The humid air stung his eyes. He hated how the steaminess assaulted his throat and made it hard to breathe. He rarely walked, but Dr. Ford said his body needed the exercise if he wanted to get better. The backside of the park was a good place to begin. No one needed to see him huff and puff and sweat like an old steam engine. That’s why he kept inside the woodsy area. Plus, it was cooler there.
He rested against the backside of a tree after urinating in the bushes. Two little darlings wearing short skirts caught his eye. He watched unseen as they passed within arm’s reach, giggling the way girls their age often do. He let them get several yards away before he followed. Despite his poor condition, he kept up with the little darlings—they weren’t hurrying.
On the other side of the grove, he kept his distance and pretended to stare down at the sidewalk along Seneca Street. No need making eye contact with anyone passing by. Traffic was sparse, even on Maple Drive where the girls entered Rockwood Terrace, and then an expensive looking tan and white ranch house.
1249, he read from the front door. Above it hung a wooden sign from the portico. The Garrs. He passed by the long house built low to the ground and its three car garage attached to the left. More houses like it lined the circular street active with children playing.
He turned around and retraced his steps back to the park and his car.

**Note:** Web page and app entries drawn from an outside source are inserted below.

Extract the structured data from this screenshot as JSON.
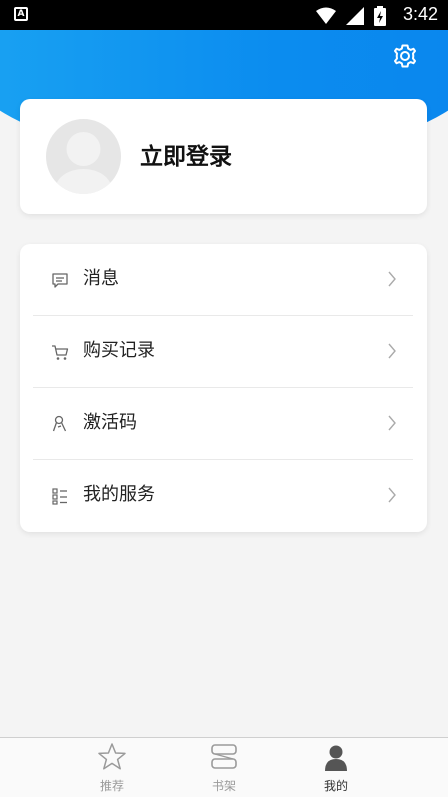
{
  "status_bar": {
    "time": "3:42",
    "left_badge": "A"
  },
  "header": {
    "settings_icon": "gear-icon"
  },
  "login": {
    "label": "立即登录",
    "avatar_icon": "avatar-placeholder-icon"
  },
  "menu": {
    "items": [
      {
        "label": "消息",
        "icon": "message-icon"
      },
      {
        "label": "购买记录",
        "icon": "cart-icon"
      },
      {
        "label": "激活码",
        "icon": "key-icon"
      },
      {
        "label": "我的服务",
        "icon": "service-list-icon"
      }
    ]
  },
  "tabbar": {
    "tabs": [
      {
        "label": "推荐",
        "icon": "star-icon"
      },
      {
        "label": "书架",
        "icon": "bookshelf-icon"
      },
      {
        "label": "我的",
        "icon": "user-icon"
      }
    ],
    "active": "我的"
  },
  "colors": {
    "accent": "#0b8cef",
    "page_bg": "#f4f4f4"
  }
}
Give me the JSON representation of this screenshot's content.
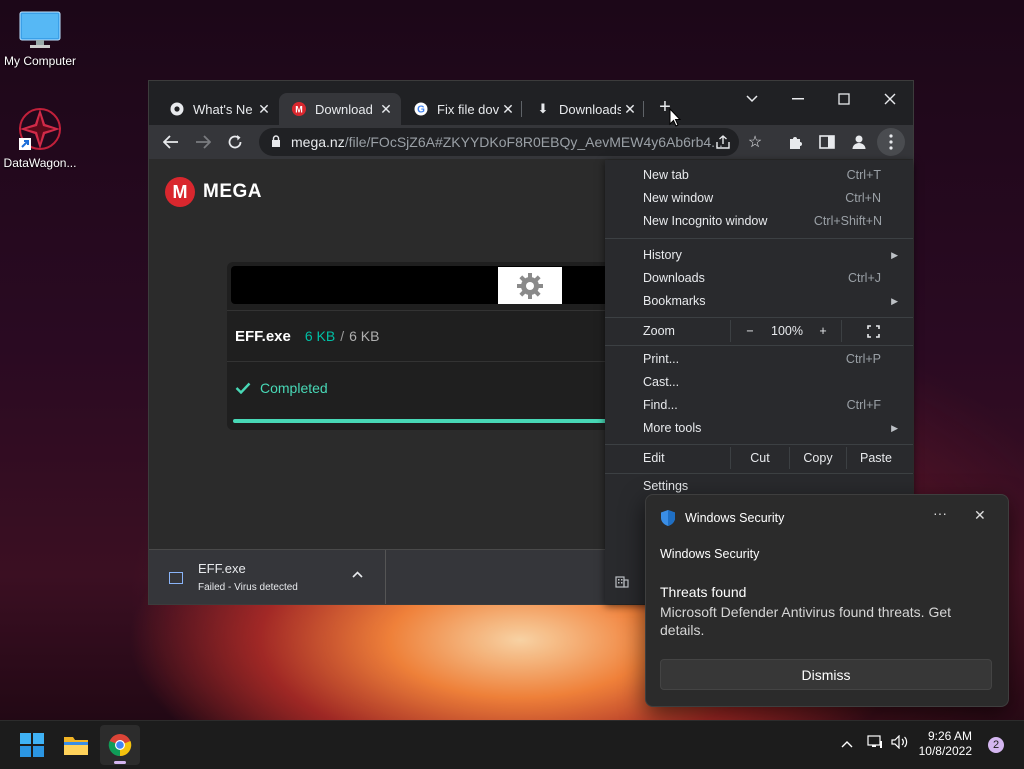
{
  "desktop": {
    "icons": [
      {
        "label": "My Computer",
        "icon": "monitor-icon"
      },
      {
        "label": "DataWagon...",
        "icon": "datawagon-shortcut-icon"
      }
    ]
  },
  "browser": {
    "tabs": [
      {
        "title": "What's Ne",
        "favicon": "chrome-icon",
        "active": false
      },
      {
        "title": "Download",
        "favicon": "mega-icon",
        "active": true
      },
      {
        "title": "Fix file dov",
        "favicon": "google-icon",
        "active": false
      },
      {
        "title": "Downloads",
        "favicon": "download-icon",
        "active": false
      }
    ],
    "new_tab_label": "+",
    "url_host": "mega.nz",
    "url_path": "/file/FOcSjZ6A#ZKYYDKoF8R0EBQy_AevMEW4y6Ab6rb4...",
    "page": {
      "logo_letter": "M",
      "logo_text": "MEGA",
      "file_name": "EFF.exe",
      "downloaded_size": "6 KB",
      "separator": "/",
      "total_size": "6 KB",
      "status": "Completed",
      "progress": 1.0
    },
    "download_bar": {
      "file_name": "EFF.exe",
      "status": "Failed - Virus detected"
    }
  },
  "menu": {
    "items_group1": [
      {
        "label": "New tab",
        "shortcut": "Ctrl+T"
      },
      {
        "label": "New window",
        "shortcut": "Ctrl+N"
      },
      {
        "label": "New Incognito window",
        "shortcut": "Ctrl+Shift+N"
      }
    ],
    "items_group2": [
      {
        "label": "History",
        "shortcut": ""
      },
      {
        "label": "Downloads",
        "shortcut": "Ctrl+J"
      },
      {
        "label": "Bookmarks",
        "shortcut": ""
      }
    ],
    "zoom": {
      "label": "Zoom",
      "minus": "−",
      "value": "100%",
      "plus": "+"
    },
    "items_group3": [
      {
        "label": "Print...",
        "shortcut": "Ctrl+P"
      },
      {
        "label": "Cast...",
        "shortcut": ""
      },
      {
        "label": "Find...",
        "shortcut": "Ctrl+F"
      },
      {
        "label": "More tools",
        "shortcut": ""
      }
    ],
    "edit": {
      "label": "Edit",
      "cut": "Cut",
      "copy": "Copy",
      "paste": "Paste"
    },
    "settings_label": "Settings"
  },
  "toast": {
    "app_name": "Windows Security",
    "app_line": "Windows Security",
    "title": "Threats found",
    "body": "Microsoft Defender Antivirus found threats. Get details.",
    "dismiss_label": "Dismiss",
    "more_label": "···",
    "close_label": "✕"
  },
  "taskbar": {
    "time": "9:26 AM",
    "date": "10/8/2022",
    "notification_count": "2"
  }
}
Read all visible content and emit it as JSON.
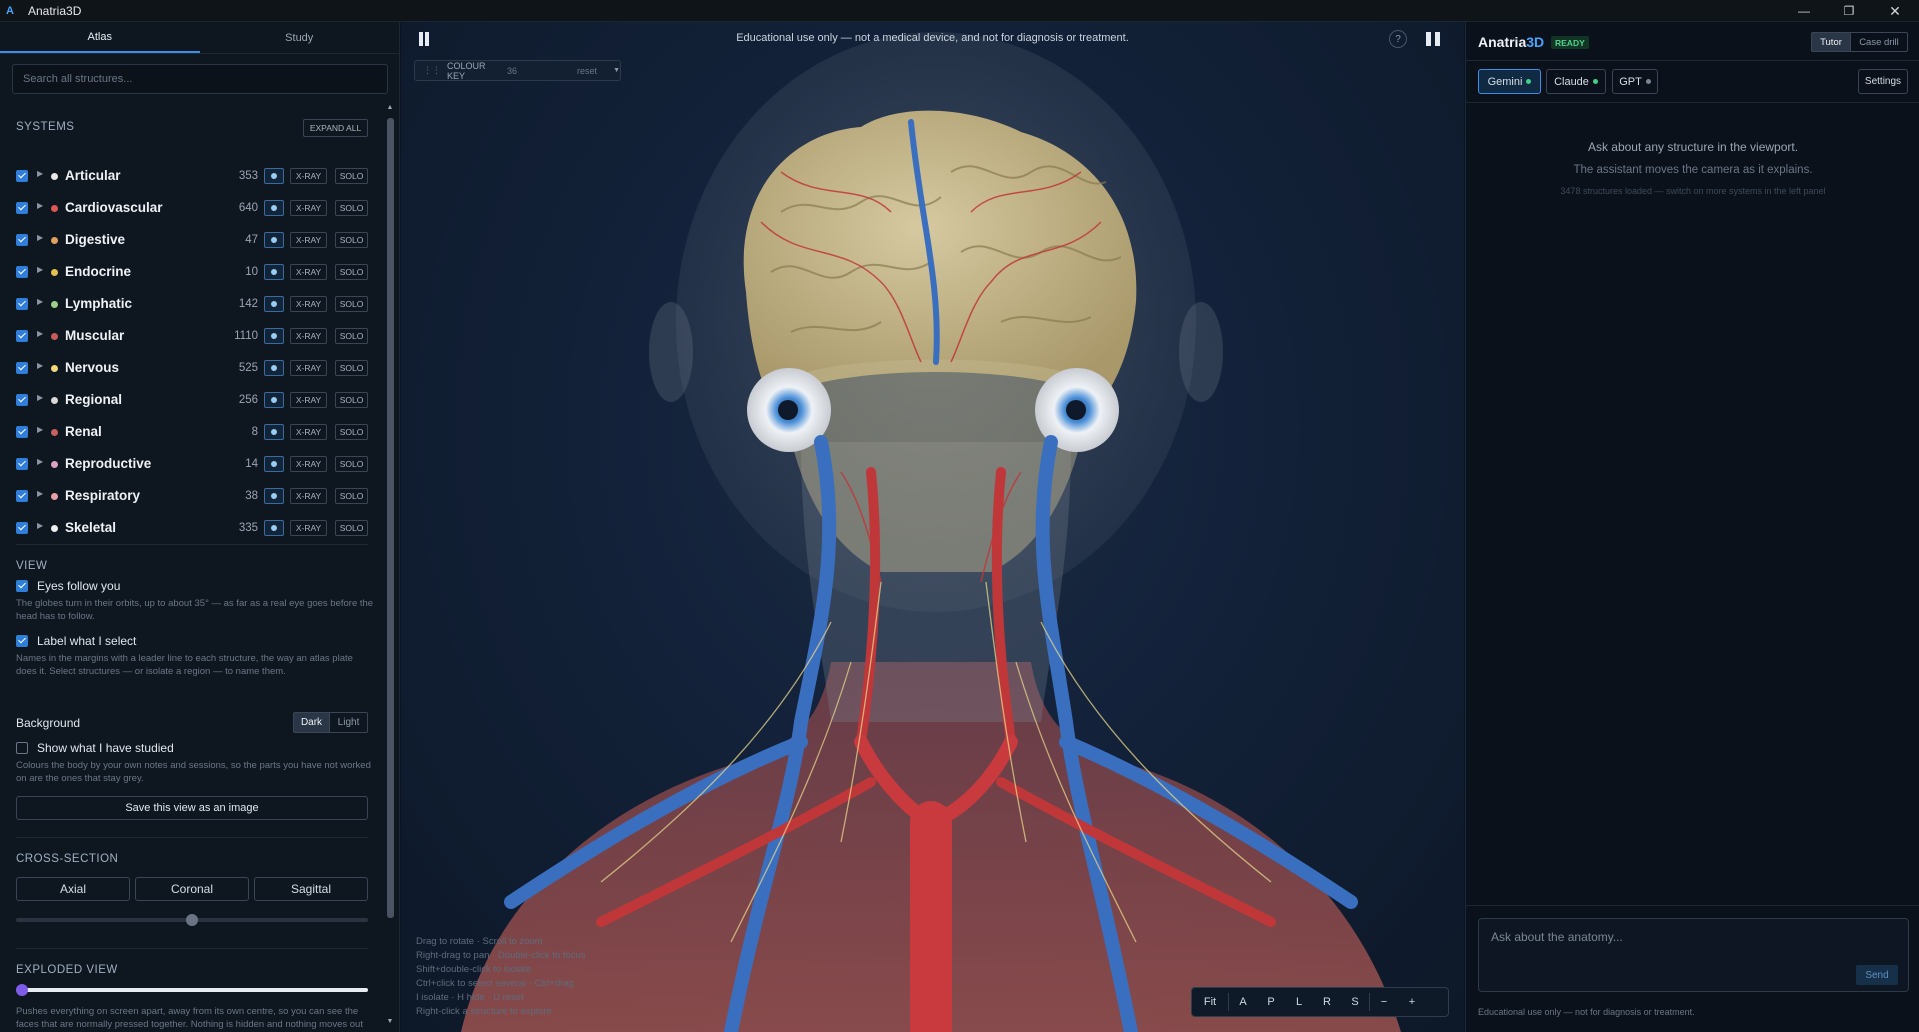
{
  "app": {
    "title": "Anatria3D"
  },
  "left": {
    "tabs": [
      "Atlas",
      "Study"
    ],
    "search_placeholder": "Search all structures...",
    "systems_heading": "SYSTEMS",
    "expand_all": "EXPAND ALL",
    "xray_label": "X-RAY",
    "solo_label": "SOLO",
    "systems": [
      {
        "name": "Articular",
        "count": "353",
        "color": "#e8e8e8"
      },
      {
        "name": "Cardiovascular",
        "count": "640",
        "color": "#e05555"
      },
      {
        "name": "Digestive",
        "count": "47",
        "color": "#e0a060"
      },
      {
        "name": "Endocrine",
        "count": "10",
        "color": "#e8c050"
      },
      {
        "name": "Lymphatic",
        "count": "142",
        "color": "#9ad08a"
      },
      {
        "name": "Muscular",
        "count": "1110",
        "color": "#c85a5a"
      },
      {
        "name": "Nervous",
        "count": "525",
        "color": "#f0d878"
      },
      {
        "name": "Regional",
        "count": "256",
        "color": "#d8d8d8"
      },
      {
        "name": "Renal",
        "count": "8",
        "color": "#c86060"
      },
      {
        "name": "Reproductive",
        "count": "14",
        "color": "#e0a0c0"
      },
      {
        "name": "Respiratory",
        "count": "38",
        "color": "#e8a0a8"
      },
      {
        "name": "Skeletal",
        "count": "335",
        "color": "#f0f0f0"
      }
    ],
    "view": {
      "heading": "VIEW",
      "eyes_label": "Eyes follow you",
      "eyes_desc": "The globes turn in their orbits, up to about 35° — as far as a real eye goes before the head has to follow.",
      "label_select": "Label what I select",
      "label_desc": "Names in the margins with a leader line to each structure, the way an atlas plate does it. Select structures — or isolate a region — to name them.",
      "background_label": "Background",
      "bg_dark": "Dark",
      "bg_light": "Light",
      "studied_label": "Show what I have studied",
      "studied_desc": "Colours the body by your own notes and sessions, so the parts you have not worked on are the ones that stay grey.",
      "save_image": "Save this view as an image"
    },
    "cross_section": {
      "heading": "CROSS-SECTION",
      "axial": "Axial",
      "coronal": "Coronal",
      "sagittal": "Sagittal",
      "slider_value": 0.5
    },
    "exploded": {
      "heading": "EXPLODED VIEW",
      "slider_value": 0,
      "desc": "Pushes everything on screen apart, away from its own centre, so you can see the faces that are normally pressed together. Nothing is hidden and nothing moves out of order — slide back to zero for the anatomy exactly as it was. X"
    }
  },
  "viewport": {
    "notice": "Educational use only — not a medical device, and not for diagnosis or treatment.",
    "help": "?",
    "colour_key": {
      "label": "COLOUR KEY",
      "count": "36",
      "reset": "reset"
    },
    "hints": [
      "Drag to rotate · Scroll to zoom",
      "Right-drag to pan · Double-click to focus",
      "Shift+double-click to isolate",
      "Ctrl+click to select several · Ctrl+drag",
      "I isolate · H hide · U reset",
      "Right-click a structure to explore"
    ],
    "nav": [
      "Fit",
      "A",
      "P",
      "L",
      "R",
      "S",
      "−",
      "+"
    ]
  },
  "right": {
    "brand_main": "Anatria",
    "brand_accent": "3D",
    "status": "READY",
    "mode_tutor": "Tutor",
    "mode_case": "Case drill",
    "models": [
      {
        "name": "Gemini",
        "dot": "#3fd08a"
      },
      {
        "name": "Claude",
        "dot": "#3fd08a"
      },
      {
        "name": "GPT",
        "dot": "#7a8696"
      }
    ],
    "settings": "Settings",
    "msg_1": "Ask about any structure in the viewport.",
    "msg_2": "The assistant moves the camera as it explains.",
    "msg_3": "3478 structures loaded — switch on more systems in the left panel",
    "input_placeholder": "Ask about the anatomy...",
    "send": "Send",
    "footer": "Educational use only — not for diagnosis or treatment."
  }
}
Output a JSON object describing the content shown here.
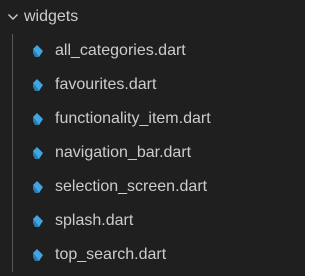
{
  "explorer": {
    "folder": {
      "name": "widgets",
      "expanded": true,
      "icon": "chevron-down-icon"
    },
    "files": [
      {
        "name": "all_categories.dart",
        "icon": "dart-file-icon"
      },
      {
        "name": "favourites.dart",
        "icon": "dart-file-icon"
      },
      {
        "name": "functionality_item.dart",
        "icon": "dart-file-icon"
      },
      {
        "name": "navigation_bar.dart",
        "icon": "dart-file-icon"
      },
      {
        "name": "selection_screen.dart",
        "icon": "dart-file-icon"
      },
      {
        "name": "splash.dart",
        "icon": "dart-file-icon"
      },
      {
        "name": "top_search.dart",
        "icon": "dart-file-icon"
      }
    ],
    "colors": {
      "background": "#1f1f1f",
      "text": "#cccccc",
      "dart_icon": "#41a6e0",
      "indent_guide": "#585858"
    }
  }
}
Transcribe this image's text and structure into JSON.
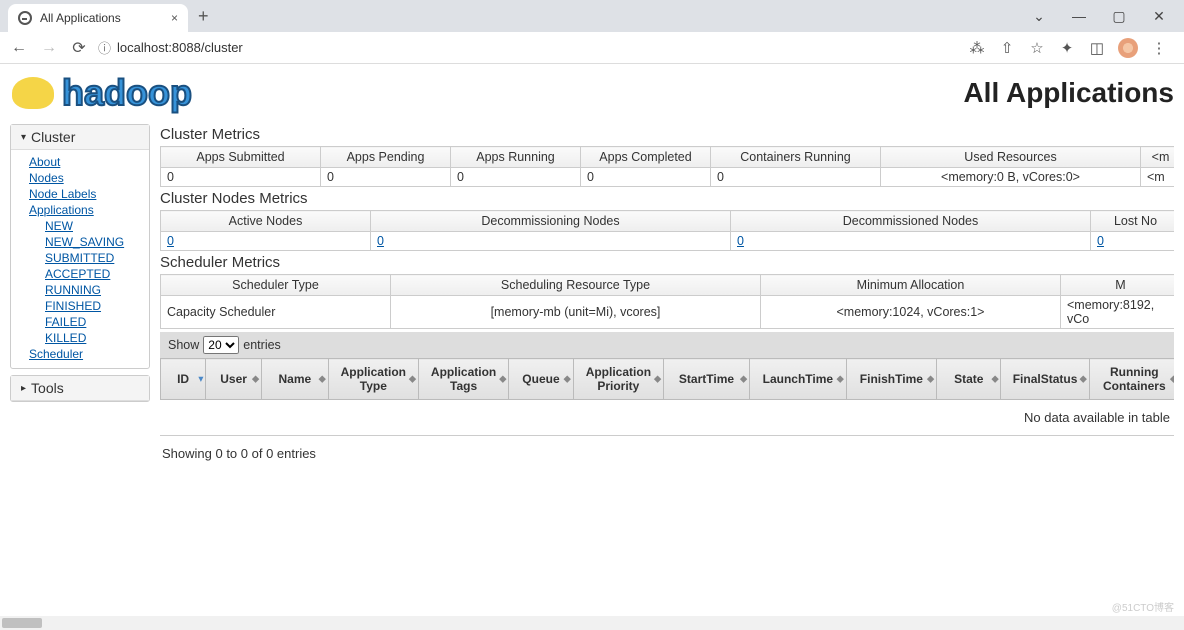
{
  "browser": {
    "tab_title": "All Applications",
    "url": "localhost:8088/cluster"
  },
  "page": {
    "logo_text": "hadoop",
    "title": "All Applications"
  },
  "sidebar": {
    "cluster_label": "Cluster",
    "tools_label": "Tools",
    "links": {
      "about": "About",
      "nodes": "Nodes",
      "node_labels": "Node Labels",
      "applications": "Applications",
      "scheduler": "Scheduler"
    },
    "app_states": {
      "new": "NEW",
      "new_saving": "NEW_SAVING",
      "submitted": "SUBMITTED",
      "accepted": "ACCEPTED",
      "running": "RUNNING",
      "finished": "FINISHED",
      "failed": "FAILED",
      "killed": "KILLED"
    }
  },
  "sections": {
    "cluster_metrics": "Cluster Metrics",
    "cluster_nodes_metrics": "Cluster Nodes Metrics",
    "scheduler_metrics": "Scheduler Metrics"
  },
  "cluster_metrics": {
    "headers": {
      "apps_submitted": "Apps Submitted",
      "apps_pending": "Apps Pending",
      "apps_running": "Apps Running",
      "apps_completed": "Apps Completed",
      "containers_running": "Containers Running",
      "used_resources": "Used Resources",
      "overflow": "<m"
    },
    "values": {
      "apps_submitted": "0",
      "apps_pending": "0",
      "apps_running": "0",
      "apps_completed": "0",
      "containers_running": "0",
      "used_resources": "<memory:0 B, vCores:0>",
      "overflow": "<m"
    }
  },
  "nodes_metrics": {
    "headers": {
      "active": "Active Nodes",
      "decommissioning": "Decommissioning Nodes",
      "decommissioned": "Decommissioned Nodes",
      "lost": "Lost No"
    },
    "values": {
      "active": "0",
      "decommissioning": "0",
      "decommissioned": "0",
      "lost": "0"
    }
  },
  "scheduler_metrics": {
    "headers": {
      "type": "Scheduler Type",
      "resource_type": "Scheduling Resource Type",
      "min_alloc": "Minimum Allocation",
      "max_alloc": "M"
    },
    "values": {
      "type": "Capacity Scheduler",
      "resource_type": "[memory-mb (unit=Mi), vcores]",
      "min_alloc": "<memory:1024, vCores:1>",
      "max_alloc": "<memory:8192, vCo"
    }
  },
  "datatable": {
    "show_prefix": "Show",
    "show_value": "20",
    "show_suffix": "entries",
    "columns": {
      "id": "ID",
      "user": "User",
      "name": "Name",
      "app_type": "Application Type",
      "app_tags": "Application Tags",
      "queue": "Queue",
      "app_priority": "Application Priority",
      "start_time": "StartTime",
      "launch_time": "LaunchTime",
      "finish_time": "FinishTime",
      "state": "State",
      "final_status": "FinalStatus",
      "running_containers": "Running Containers"
    },
    "no_data": "No data available in table",
    "showing": "Showing 0 to 0 of 0 entries"
  },
  "watermark": "@51CTO博客"
}
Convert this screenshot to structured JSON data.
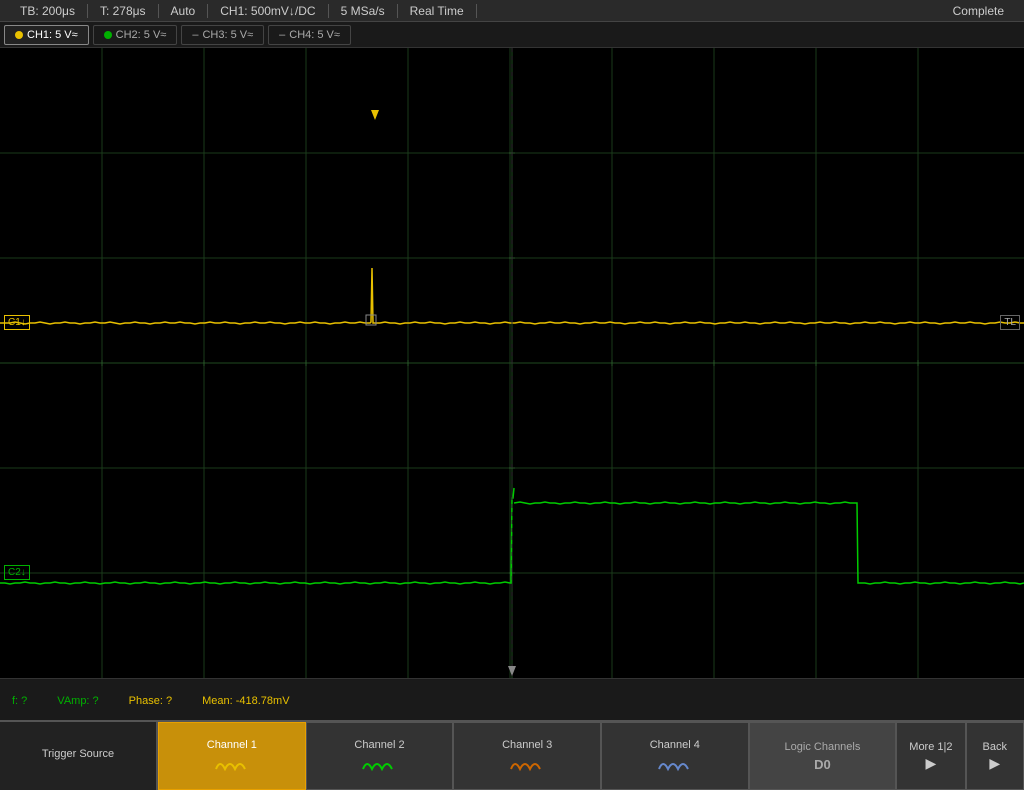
{
  "status_bar": {
    "tb": "TB: 200μs",
    "t": "T: 278μs",
    "mode": "Auto",
    "ch1_setting": "CH1: 500mV↓/DC",
    "sample_rate": "5 MSa/s",
    "time_mode": "Real Time",
    "status": "Complete"
  },
  "channel_tabs": [
    {
      "id": "CH1",
      "label": "CH1: 5 V≈",
      "active": true,
      "color": "yellow"
    },
    {
      "id": "CH2",
      "label": "CH2: 5 V≈",
      "active": false,
      "color": "green"
    },
    {
      "id": "CH3",
      "label": "CH3: 5 V≈",
      "active": false,
      "color": "gray"
    },
    {
      "id": "CH4",
      "label": "CH4: 5 V≈",
      "active": false,
      "color": "gray"
    }
  ],
  "measurements": {
    "freq": "f: ?",
    "vamp": "VAmp: ?",
    "phase": "Phase: ?",
    "mean": "Mean: -418.78mV"
  },
  "trigger_source_label": "Trigger Source",
  "buttons": [
    {
      "id": "ch1",
      "label": "Channel 1",
      "wave_color": "#e8c000",
      "active": true
    },
    {
      "id": "ch2",
      "label": "Channel 2",
      "wave_color": "#00cc00",
      "active": false
    },
    {
      "id": "ch3",
      "label": "Channel 3",
      "wave_color": "#cc6600",
      "active": false
    },
    {
      "id": "ch4",
      "label": "Channel 4",
      "wave_color": "#6688cc",
      "active": false
    },
    {
      "id": "logic",
      "label": "Logic Channels\nD0",
      "active": false
    },
    {
      "id": "more",
      "label": "More 1|2",
      "active": false
    },
    {
      "id": "back",
      "label": "Back",
      "active": false
    }
  ],
  "logic_channels_line1": "Logic Channels",
  "logic_channels_line2": "D0",
  "more_label": "More 1|2",
  "back_label": "Back",
  "ch1_scope_label": "C1↓",
  "ch2_scope_label": "C2↓",
  "tl_label": "TL",
  "trigger_t_label": "T",
  "colors": {
    "yellow": "#e8c000",
    "green": "#00b800",
    "grid": "#1a3a1a",
    "grid_line": "#0d2a0d",
    "bg": "#000000"
  }
}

He sat behind the wheel and decided to visit the Garrs soon … very soon.